Asset allocation ETFs come in conservative, balanced and growth versions – find one close to your portfolio breakdown and compare returns. The breakdown of stocks and bonds is usually 40/60 for conservative asset allocation ETFs, 60/40 for balanced and 80/20 for growth. If you have a 70/30 portfolio, the Horizons Balanced TRI ETF Portfolio (HBAL-T) is a rare balanced fund with a 70/30 split. Other ETF companies that offer asset allocation funds you can use to compare your portfolio include BMO, Fidelity, Franklin iShares, TD and Vanguard.

The Vanguard Balanced ETF Portfolio (VBAL-T) averaged an annualized total return (share price changes plus dividends) of 5.2 per cent for the five years to April 30, 6 per cent for the three-year period and 4.1 per cent for the 12 months. If you beat those numbers, particularly the five-year return, then you’re doing well as a do-it-yourselfer. Keep up the good work.

If you’re more of a growth investor, the Questwealth Growth Portfolio is a relevant benchmark from the robo-adviser world. The five-year annualized return to April 30 came in at 5.8 per cent, the three-year return at 10 per cent and the 12-month return at 6.5 per cent. For the names of other robo-advisers you can use for portfolio comparisons, consult the latest Globe and Mail robo-adviser guide.

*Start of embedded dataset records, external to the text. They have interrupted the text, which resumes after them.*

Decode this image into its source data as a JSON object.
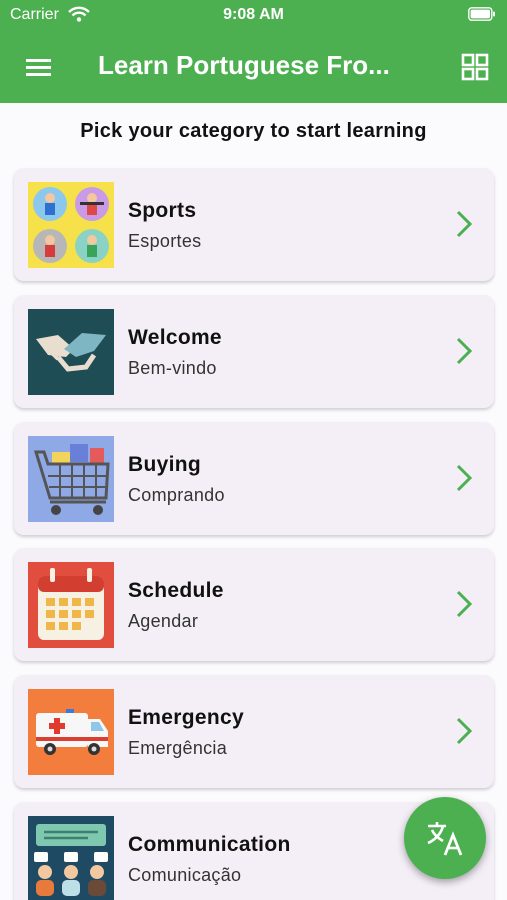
{
  "status_bar": {
    "carrier": "Carrier",
    "time": "9:08 AM"
  },
  "app_bar": {
    "title": "Learn Portuguese Fro...",
    "menu_icon": "hamburger-menu-icon",
    "grid_icon": "grid-view-icon"
  },
  "heading": "Pick your category to start learning",
  "categories": [
    {
      "name": "Sports",
      "translation": "Esportes",
      "icon": "sports-icon"
    },
    {
      "name": "Welcome",
      "translation": "Bem-vindo",
      "icon": "handshake-icon"
    },
    {
      "name": "Buying",
      "translation": "Comprando",
      "icon": "shopping-cart-icon"
    },
    {
      "name": "Schedule",
      "translation": "Agendar",
      "icon": "calendar-icon"
    },
    {
      "name": "Emergency",
      "translation": "Emergência",
      "icon": "ambulance-icon"
    },
    {
      "name": "Communication",
      "translation": "Comunicação",
      "icon": "communication-icon"
    }
  ],
  "fab": {
    "icon": "translate-icon"
  },
  "colors": {
    "primary": "#4caf50",
    "card": "#f4eff7",
    "chevron": "#4caf50"
  }
}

DIY investing is about low costs and having control. It can also be a fun and gratifying hobby. But what we’re really talking about here is your financial future. If your attempts to manage your portfolio are coming up short, take a moment to reflect on your approach. If necessary, consider the asset allocation ETF or robo-adviser alternatives.